Swine flu mania

Communications professionals are in full crisis mode over the swine flu. Long hours, endless meetings, balking supervisors, obnoxious attention seekers and a feeling that every word you write or speak might be your last is all part of the fun in a crisis communications environment.

swine-flu1School districts, health departments, law enforcement, transportation providers, municipalities and companies large enough to have a communications staff are all on 24/7 caffeine-driven overdrive.

So what are we seeing? Well, Snohomish County is using Facebook and Twitter to put out advisories. Others have set up their EOCs and phone hotlines. Reverse 9-1-1 and letters home to parents are also just a few of the many tactics being employed to do rumor control and get accurate facts out to stakeholders and the media.

So what’s working? Since I have to try to earn a living, I can’t monitor the show – but I would like your feedback about who you think is doing a great job, and who you think is not – and most importantly, why.

If you’re a staffer and have an instant to spare, I’d also like you to tell us about the tactics you are using, and what you’re experiencing.

And finally, what do you think about the media’s coverage of the swine flu? I’ve seen a lot of good, informative work here in the Seattle market – which we all expect here of course – but most of the feedback from viewers I’ve seen thinks the media is going over-the-top on coverage. On the print side – I think most of the work has been great – employing lots of supplementary data in their packages.

Chime in.

On a side note, the pork industry is being hammered by this.

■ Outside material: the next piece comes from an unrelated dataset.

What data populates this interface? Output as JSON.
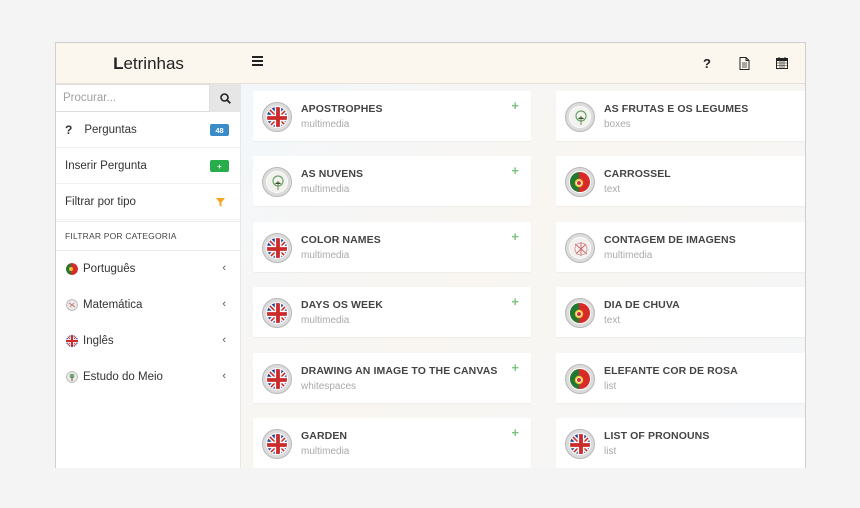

Anybody monitoring their efforts? I don’t think the H1N1 re-brand is going to work